The Church of England parish church, St Michael, was built in the village in 1852. It is a Grade II listed building.[6] St Michael's was built on the site of a previous undated church.[7]


The village is mentioned in the Domesday Book as Burtone, and as belonging to the Archbishop of York.[8]

Until rapid house-building in the 1960s and 1970s, the village mostly consisted of one long main street as laid down in the 18th and 19th centuries with farmhouses.[9]

Cherry Burton railway station on the York to Beverley Line served the village between 1865 and 1959,[10] with the station remaining open for another five years for the inward and outward transportation of agricultural produce. The line closed completely in 1965.[11]

In 2011–2012, a flood alleviation scheme was implemented. Like many other places in the East Riding, Cherry Burton was subject to severe flooding in the 2007 floods.[12]

About the village

The village has a local shop with a post office. The village hall holds live musical events and hosts an annual local pantomime. The village pub, The Bay Horse, holds events each week.
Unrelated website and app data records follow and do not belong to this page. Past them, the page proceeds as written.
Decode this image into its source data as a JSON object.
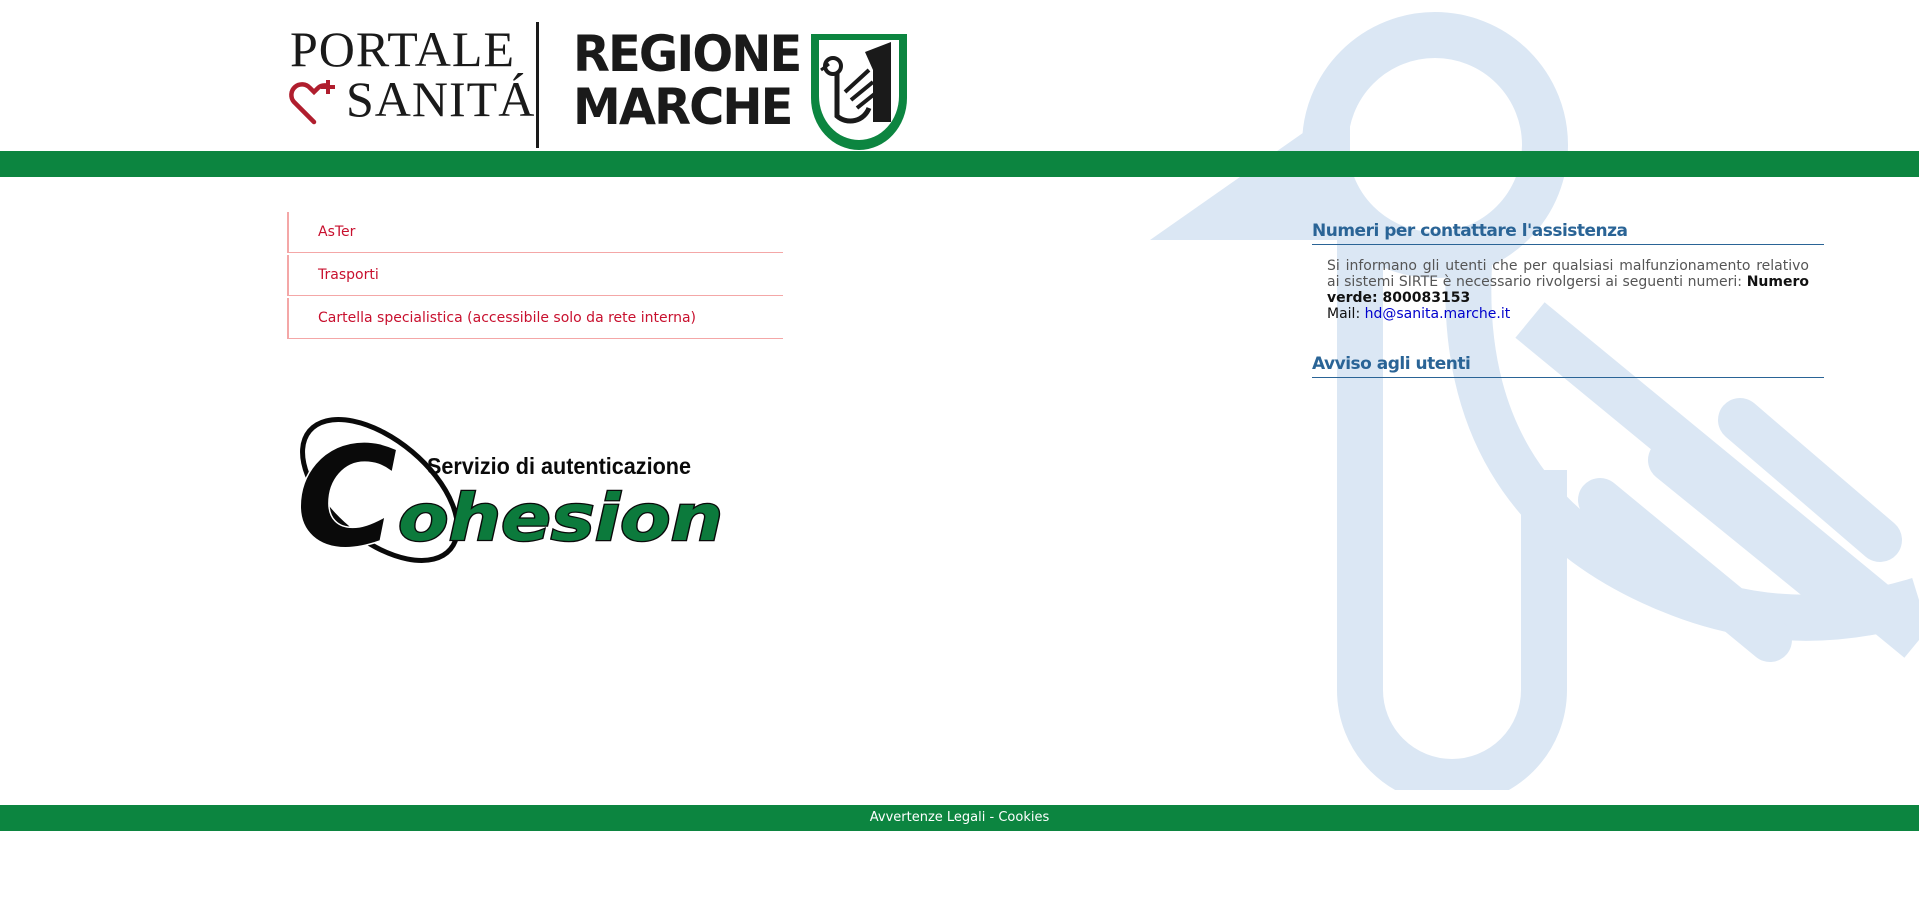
{
  "header": {
    "portale_line1": "PORTALE",
    "portale_line2": "SANITÁ",
    "regione_line1": "REGIONE",
    "regione_line2": "MARCHE"
  },
  "menu": {
    "items": [
      {
        "label": "AsTer"
      },
      {
        "label": "Trasporti"
      },
      {
        "label": "Cartella specialistica (accessibile solo da rete interna)"
      }
    ]
  },
  "cohesion": {
    "subtitle": "Servizio di autenticazione",
    "name": "ohesion",
    "initial": "C"
  },
  "assistance": {
    "title": "Numeri per contattare l'assistenza",
    "text": "Si informano gli utenti che per qualsiasi malfunzionamento relativo ai sistemi SIRTE è necessario rivolgersi ai seguenti numeri:",
    "phone_label": "Numero verde: 800083153",
    "mail_label": "Mail:",
    "mail_value": "hd@sanita.marche.it"
  },
  "notice": {
    "title": "Avviso agli utenti"
  },
  "footer": {
    "legal": "Avvertenze Legali",
    "separator": " - ",
    "cookies": "Cookies"
  },
  "colors": {
    "green": "#0c8540",
    "menu_text": "#c8102e",
    "heading": "#2a6496",
    "watermark": "#dbe7f4"
  }
}
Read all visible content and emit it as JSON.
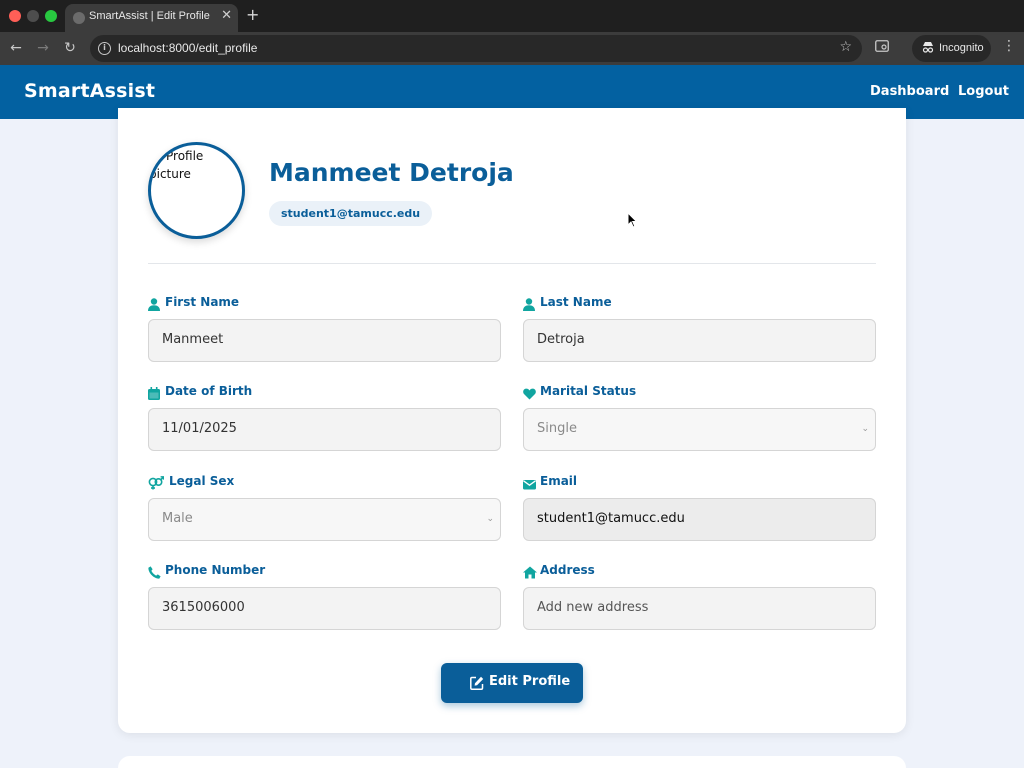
{
  "browser": {
    "tab_title": "SmartAssist | Edit Profile",
    "tab_close": "✕",
    "new_tab": "+",
    "url": "localhost:8000/edit_profile",
    "incognito_label": "Incognito"
  },
  "header": {
    "brand": "SmartAssist",
    "nav": {
      "dashboard": "Dashboard",
      "logout": "Logout"
    },
    "color": "#0361a1"
  },
  "profile": {
    "avatar_alt_text": "Profile picture",
    "name": "Manmeet Detroja",
    "email": "student1@tamucc.edu"
  },
  "form": {
    "first_name": {
      "label": "First Name",
      "value": "Manmeet",
      "icon": "user-icon"
    },
    "last_name": {
      "label": "Last Name",
      "value": "Detroja",
      "icon": "user-icon"
    },
    "dob": {
      "label": "Date of Birth",
      "value": "11/01/2025",
      "icon": "calendar-icon"
    },
    "marital_status": {
      "label": "Marital Status",
      "value": "Single",
      "icon": "heart-icon"
    },
    "legal_sex": {
      "label": "Legal Sex",
      "value": "Male",
      "icon": "gender-icon"
    },
    "email": {
      "label": "Email",
      "value": "student1@tamucc.edu",
      "icon": "envelope-icon"
    },
    "phone": {
      "label": "Phone Number",
      "value": "3615006000",
      "icon": "phone-icon"
    },
    "address": {
      "label": "Address",
      "placeholder": "Add new address",
      "icon": "home-icon"
    }
  },
  "actions": {
    "edit_profile": "Edit Profile"
  },
  "colors": {
    "accent": "#0a5e99",
    "icon_teal": "#11a5a0"
  }
}
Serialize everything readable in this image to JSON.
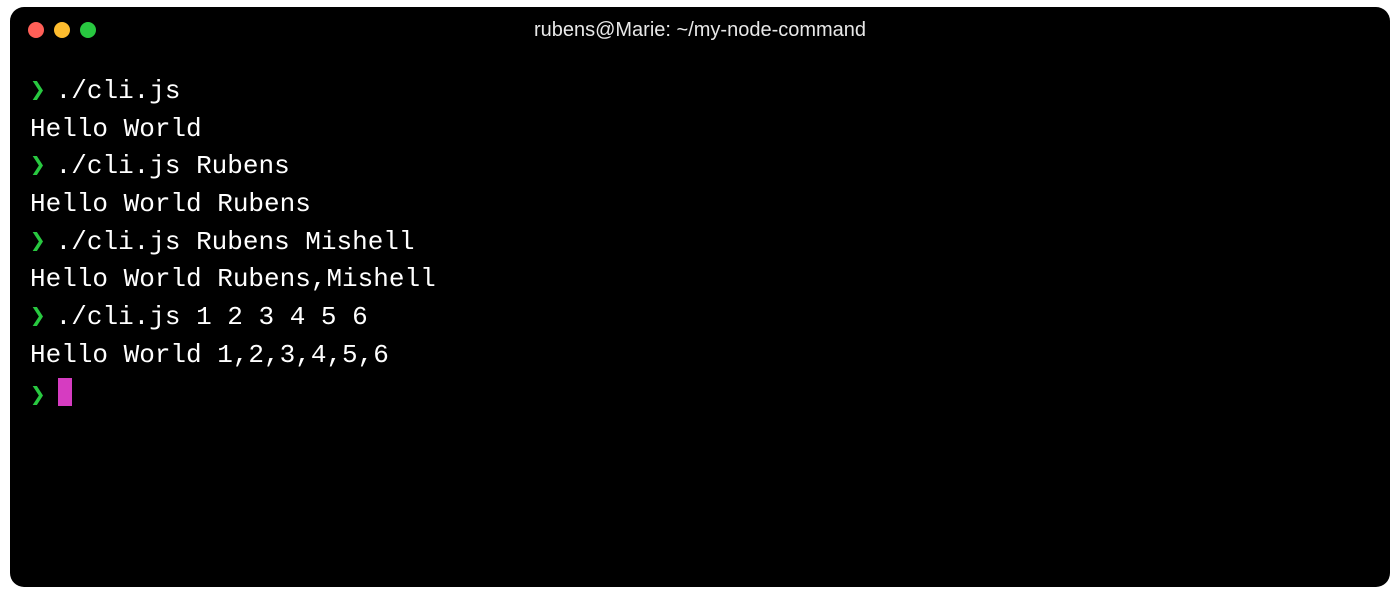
{
  "window": {
    "title": "rubens@Marie: ~/my-node-command"
  },
  "prompt_symbol": "❯",
  "session": [
    {
      "type": "cmd",
      "text": "./cli.js"
    },
    {
      "type": "out",
      "text": "Hello World"
    },
    {
      "type": "cmd",
      "text": "./cli.js Rubens"
    },
    {
      "type": "out",
      "text": "Hello World Rubens"
    },
    {
      "type": "cmd",
      "text": "./cli.js Rubens Mishell"
    },
    {
      "type": "out",
      "text": "Hello World Rubens,Mishell"
    },
    {
      "type": "cmd",
      "text": "./cli.js 1 2 3 4 5 6"
    },
    {
      "type": "out",
      "text": "Hello World 1,2,3,4,5,6"
    },
    {
      "type": "prompt",
      "text": ""
    }
  ],
  "colors": {
    "prompt": "#28c840",
    "cursor": "#d63cc1",
    "close": "#ff5f57",
    "minimize": "#febc2e",
    "maximize": "#28c840"
  }
}
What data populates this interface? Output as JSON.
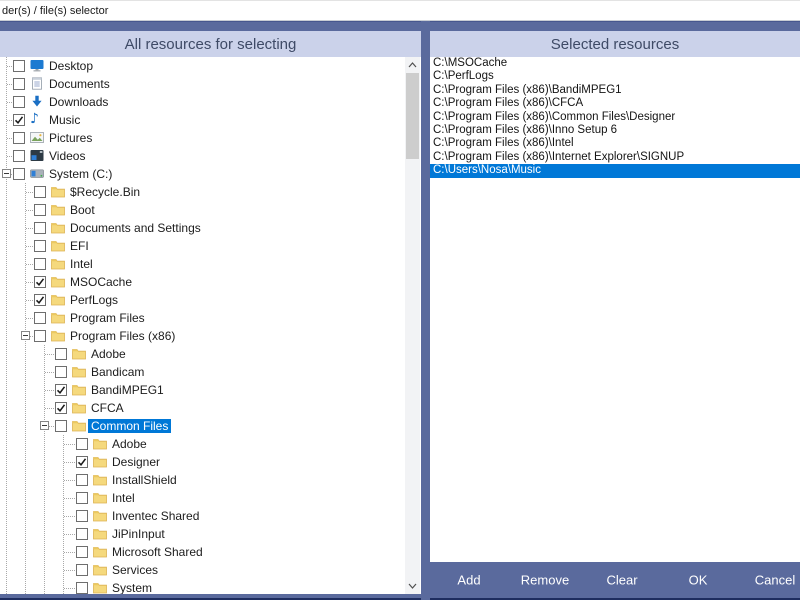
{
  "window": {
    "title": "der(s) / file(s) selector"
  },
  "left_panel": {
    "header": "All resources for selecting",
    "tree": [
      {
        "label": "Desktop",
        "level": 0,
        "icon": "desktop",
        "checked": false,
        "expander": false,
        "selected": false
      },
      {
        "label": "Documents",
        "level": 0,
        "icon": "documents",
        "checked": false,
        "expander": false,
        "selected": false
      },
      {
        "label": "Downloads",
        "level": 0,
        "icon": "downloads",
        "checked": false,
        "expander": false,
        "selected": false
      },
      {
        "label": "Music",
        "level": 0,
        "icon": "music",
        "checked": true,
        "expander": false,
        "selected": false
      },
      {
        "label": "Pictures",
        "level": 0,
        "icon": "pictures",
        "checked": false,
        "expander": false,
        "selected": false
      },
      {
        "label": "Videos",
        "level": 0,
        "icon": "videos",
        "checked": false,
        "expander": false,
        "selected": false
      },
      {
        "label": "System (C:)",
        "level": 0,
        "icon": "drive",
        "checked": false,
        "expander": true,
        "selected": false
      },
      {
        "label": "$Recycle.Bin",
        "level": 1,
        "icon": "folder",
        "checked": false,
        "expander": false,
        "selected": false
      },
      {
        "label": "Boot",
        "level": 1,
        "icon": "folder",
        "checked": false,
        "expander": false,
        "selected": false
      },
      {
        "label": "Documents and Settings",
        "level": 1,
        "icon": "folder",
        "checked": false,
        "expander": false,
        "selected": false
      },
      {
        "label": "EFI",
        "level": 1,
        "icon": "folder",
        "checked": false,
        "expander": false,
        "selected": false
      },
      {
        "label": "Intel",
        "level": 1,
        "icon": "folder",
        "checked": false,
        "expander": false,
        "selected": false
      },
      {
        "label": "MSOCache",
        "level": 1,
        "icon": "folder",
        "checked": true,
        "expander": false,
        "selected": false
      },
      {
        "label": "PerfLogs",
        "level": 1,
        "icon": "folder",
        "checked": true,
        "expander": false,
        "selected": false
      },
      {
        "label": "Program Files",
        "level": 1,
        "icon": "folder",
        "checked": false,
        "expander": false,
        "selected": false
      },
      {
        "label": "Program Files (x86)",
        "level": 1,
        "icon": "folder",
        "checked": false,
        "expander": true,
        "selected": false
      },
      {
        "label": "Adobe",
        "level": 2,
        "icon": "folder",
        "checked": false,
        "expander": false,
        "selected": false
      },
      {
        "label": "Bandicam",
        "level": 2,
        "icon": "folder",
        "checked": false,
        "expander": false,
        "selected": false
      },
      {
        "label": "BandiMPEG1",
        "level": 2,
        "icon": "folder",
        "checked": true,
        "expander": false,
        "selected": false
      },
      {
        "label": "CFCA",
        "level": 2,
        "icon": "folder",
        "checked": true,
        "expander": false,
        "selected": false
      },
      {
        "label": "Common Files",
        "level": 2,
        "icon": "folder",
        "checked": false,
        "expander": true,
        "selected": true
      },
      {
        "label": "Adobe",
        "level": 3,
        "icon": "folder",
        "checked": false,
        "expander": false,
        "selected": false
      },
      {
        "label": "Designer",
        "level": 3,
        "icon": "folder",
        "checked": true,
        "expander": false,
        "selected": false
      },
      {
        "label": "InstallShield",
        "level": 3,
        "icon": "folder",
        "checked": false,
        "expander": false,
        "selected": false
      },
      {
        "label": "Intel",
        "level": 3,
        "icon": "folder",
        "checked": false,
        "expander": false,
        "selected": false
      },
      {
        "label": "Inventec Shared",
        "level": 3,
        "icon": "folder",
        "checked": false,
        "expander": false,
        "selected": false
      },
      {
        "label": "JiPinInput",
        "level": 3,
        "icon": "folder",
        "checked": false,
        "expander": false,
        "selected": false
      },
      {
        "label": "Microsoft Shared",
        "level": 3,
        "icon": "folder",
        "checked": false,
        "expander": false,
        "selected": false
      },
      {
        "label": "Services",
        "level": 3,
        "icon": "folder",
        "checked": false,
        "expander": false,
        "selected": false
      },
      {
        "label": "System",
        "level": 3,
        "icon": "folder",
        "checked": false,
        "expander": false,
        "selected": false
      }
    ]
  },
  "right_panel": {
    "header": "Selected resources",
    "paths": [
      "C:\\MSOCache",
      "C:\\PerfLogs",
      "C:\\Program Files (x86)\\BandiMPEG1",
      "C:\\Program Files (x86)\\CFCA",
      "C:\\Program Files (x86)\\Common Files\\Designer",
      "C:\\Program Files (x86)\\Inno Setup 6",
      "C:\\Program Files (x86)\\Intel",
      "C:\\Program Files (x86)\\Internet Explorer\\SIGNUP",
      "C:\\Users\\Nosa\\Music"
    ],
    "selected_index": 8
  },
  "buttons": [
    {
      "label": "Add"
    },
    {
      "label": "Remove"
    },
    {
      "label": "Clear"
    },
    {
      "label": "OK"
    },
    {
      "label": "Cancel"
    }
  ],
  "colors": {
    "frame": "#5a6a9d",
    "header_bg": "#cbd2ea",
    "header_text": "#3e4a66",
    "selection": "#0078d7",
    "folder": "#f5d97d",
    "bottom_line": "#1e2d5f"
  }
}
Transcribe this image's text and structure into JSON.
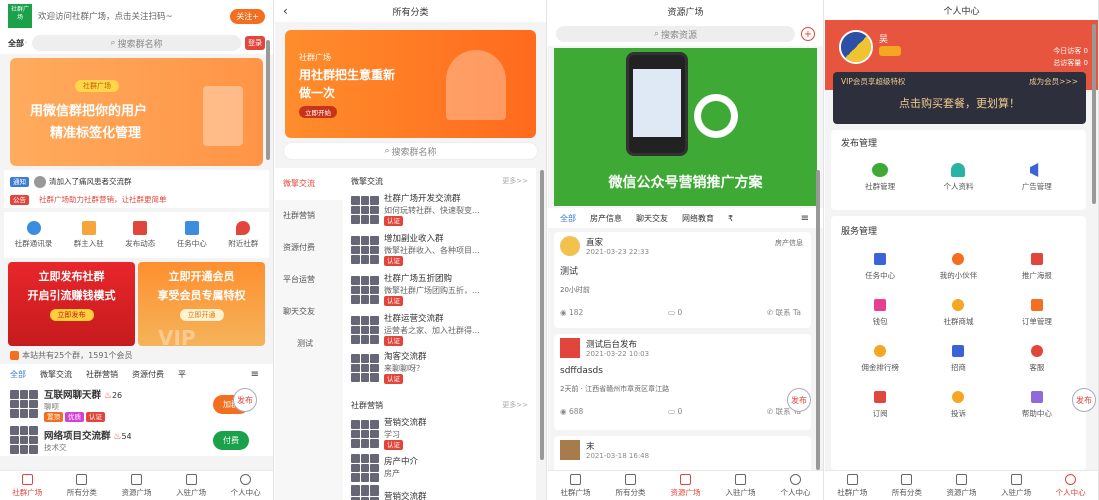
{
  "p1": {
    "header_text": "欢迎访问社群广场，点击关注扫码~",
    "follow_btn": "关注+",
    "logo": "社群广场",
    "region": "全部",
    "search_placeholder": "搜索群名称",
    "login_btn": "登录",
    "banner": {
      "tag": "社群广场",
      "line1": "用微信群把你的用户",
      "line2": "精准标签化管理"
    },
    "notice_label": "通知",
    "notice_text": "清加入了痛风患者交流群",
    "ann_label": "公告",
    "ann_text": "社群广场助力社群营销，让社群更简单",
    "icons": [
      "社群通讯录",
      "群主入驻",
      "发布动态",
      "任务中心",
      "附近社群"
    ],
    "promo_left": {
      "l1": "立即发布社群",
      "l2": "开启引流赚钱模式",
      "btn": "立即发布"
    },
    "promo_right": {
      "l1": "立即开通会员",
      "l2": "享受会员专属特权",
      "btn": "立即开通",
      "vip": "VIP"
    },
    "stats": "本站共有25个群，1591个会员",
    "tabs": [
      "全部",
      "微擎交流",
      "社群营销",
      "资源付费",
      "平"
    ],
    "items": [
      {
        "title": "互联网聊天群",
        "count": "26",
        "sub": "聊呗",
        "badges": [
          "置顶",
          "优质",
          "认证"
        ],
        "btn": "加群"
      },
      {
        "title": "网络项目交流群",
        "count": "54",
        "sub": "技术交",
        "badges": [],
        "btn": "付费"
      }
    ],
    "publish": "发布",
    "tabbar": [
      "社群广场",
      "所有分类",
      "资源广场",
      "入驻广场",
      "个人中心"
    ]
  },
  "p2": {
    "title": "所有分类",
    "banner": {
      "tag": "社群广场",
      "l1": "用社群把生意重新",
      "l2": "做一次",
      "btn": "立即开始"
    },
    "search_placeholder": "搜索群名称",
    "side": [
      "微擎交流",
      "社群营销",
      "资源付费",
      "平台运营",
      "聊天交友",
      "测试"
    ],
    "sec1": {
      "title": "微擎交流",
      "more": "更多>>"
    },
    "sec1_items": [
      {
        "title": "社群广场开发交流群",
        "sub": "如何玩转社群、快速裂变...",
        "badge": "认证"
      },
      {
        "title": "增加副业收入群",
        "sub": "微擎社群收入、各种项目...",
        "badge": "认证"
      },
      {
        "title": "社群广场五折团购",
        "sub": "微擎社群广场团购五折，...",
        "badge": "认证"
      },
      {
        "title": "社群运营交流群",
        "sub": "运营者之家、加入社群得...",
        "badge": "认证"
      },
      {
        "title": "淘客交流群",
        "sub": "来聊聊呀？",
        "badge": "认证"
      }
    ],
    "sec2": {
      "title": "社群营销",
      "more": "更多>>"
    },
    "sec2_items": [
      {
        "title": "营销交流群",
        "sub": "学习",
        "badge": "认证"
      },
      {
        "title": "房产中介",
        "sub": "房产",
        "badge": ""
      },
      {
        "title": "营销交流群",
        "sub": "",
        "badge": ""
      }
    ]
  },
  "p3": {
    "title": "资源广场",
    "search_placeholder": "搜索资源",
    "banner_text": "微信公众号营销推广方案",
    "tabs": [
      "全部",
      "房产信息",
      "聊天交友",
      "网络教育",
      "₹"
    ],
    "posts": [
      {
        "name": "直家",
        "time": "2021-03-23 22:33",
        "tag": "房产信息",
        "content": "测试",
        "meta": "20小时前",
        "views": "182",
        "comments": "0",
        "contact": "联系 Ta"
      },
      {
        "name": "测试后台发布",
        "time": "2021-03-22 10:03",
        "tag": "",
        "content": "sdffdasds",
        "meta": "2天前 · 江西省赣州市章贡区章江路",
        "views": "688",
        "comments": "0",
        "contact": "联系 Ta"
      },
      {
        "name": "末",
        "time": "2021-03-18 16:48",
        "tag": "",
        "content": "",
        "meta": "",
        "views": "",
        "comments": "",
        "contact": ""
      }
    ],
    "tabbar": [
      "社群广场",
      "所有分类",
      "资源广场",
      "入驻广场",
      "个人中心"
    ]
  },
  "p4": {
    "title": "个人中心",
    "username": "吴",
    "today_visits": "今日访客 0",
    "total_visits": "总访客量 0",
    "vip_left": "VIP会员享超级特权",
    "vip_right": "成为会员>>>",
    "vip_main": "点击购买套餐，更划算！",
    "pub_title": "发布管理",
    "pub_items": [
      "社群管理",
      "个人资料",
      "广告管理"
    ],
    "svc_title": "服务管理",
    "svc_items": [
      "任务中心",
      "我的小伙伴",
      "推广海报",
      "钱包",
      "社群商城",
      "订单管理",
      "佣金排行榜",
      "招商",
      "客服",
      "订阅",
      "投诉",
      "帮助中心"
    ],
    "publish": "发布",
    "tabbar": [
      "社群广场",
      "所有分类",
      "资源广场",
      "入驻广场",
      "个人中心"
    ]
  }
}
The village has a Church of England primary school.

Sport and leisure

Sports in the village include cricket, football, tennis, and rounders. Clubs for cricket and football have junior sections. Just outside of the village is a golf course and leisure park currently under development.

In 2018, a new footpath from the village to the old railway line opened, which allowed the inhabitants of Cherry Burton to access the Hudson Way, a foot and cycle path built on the formation of the old railway line.[13] Previous to this, to access the path, villagers needed to negotiate the main road out of the village which had no footpaths and perilously fast traffic.


("Wikimedia Commons" has material
about Cherry Burton)

Outside links


  1. Information on Cherry Burton  from GENUKI
  2. Langdale, Thomas (1809). A topographical dictionary of Yorkshire : containing the names of all the towns, villages, hamlets, gentlemen's seats, &c. in the county of York. Northallerton: J Langdale. p. 98. OCLC 427481667. 
  3. Ekwall, Eilert, The Concise Oxford Dictionary of English Place-Names. Oxford, Oxford University Press, 4th edition, 1960. ISBN 0198691033
  4. Oliver, George (1829). he history and antiquities of the town and minster of Beverley, in the county of York, from the most early period. Beverley: Turner. p. 496. OCLC 3552084. 
  5. Peach, Howard (2001). Curious tales of old East Yorkshire. Wilmslow: Sigma Leisure. p. 172. ISBN 1-85058-749-3. 
  6. National Heritage List 1310173: Church of St Michael (Grade II listing)
  7. Nikolaus Pevsner: The Buildings of England: Yorkshire: York & East Riding, 1972; 1995 Penguin Books ISBN 978-0-300-09593-7page 383
  8. Burton Cherry Burton in the Domesday Book
  9. Nikolaus Pevsner: The Buildings of England: Yorkshire: York & East Riding, 1972; 1995 Penguin Books ISBN 978-0-300-09593-7page 384
  10. Butt, R. V. J. (1995). The Directory of Railway Stations: details every public and private passenger station, halt, platform and stopping place, past and present (1st ed.). Sparkford: Patrick Stephens Ltd. ISBN 978-1-85260-508-7. OCLC 60251199. 
  11. "Disused Stations: Cherry Burton Station". Retrieved 13 January 2020. 
  12. "Work starts on scheme to prevent flooding" (in en). The Yorkshire Post. 6 December 2011. Retrieved 13 January 2020. 
  13. "TROD Path to Etton Bridge". Cherry Burton Parish Council. Retrieved 13 January 2020. 
  • Gazetteer — A–Z of Towns Villages and Hamlets. East Riding of Yorkshire Council. 2006. p. 4.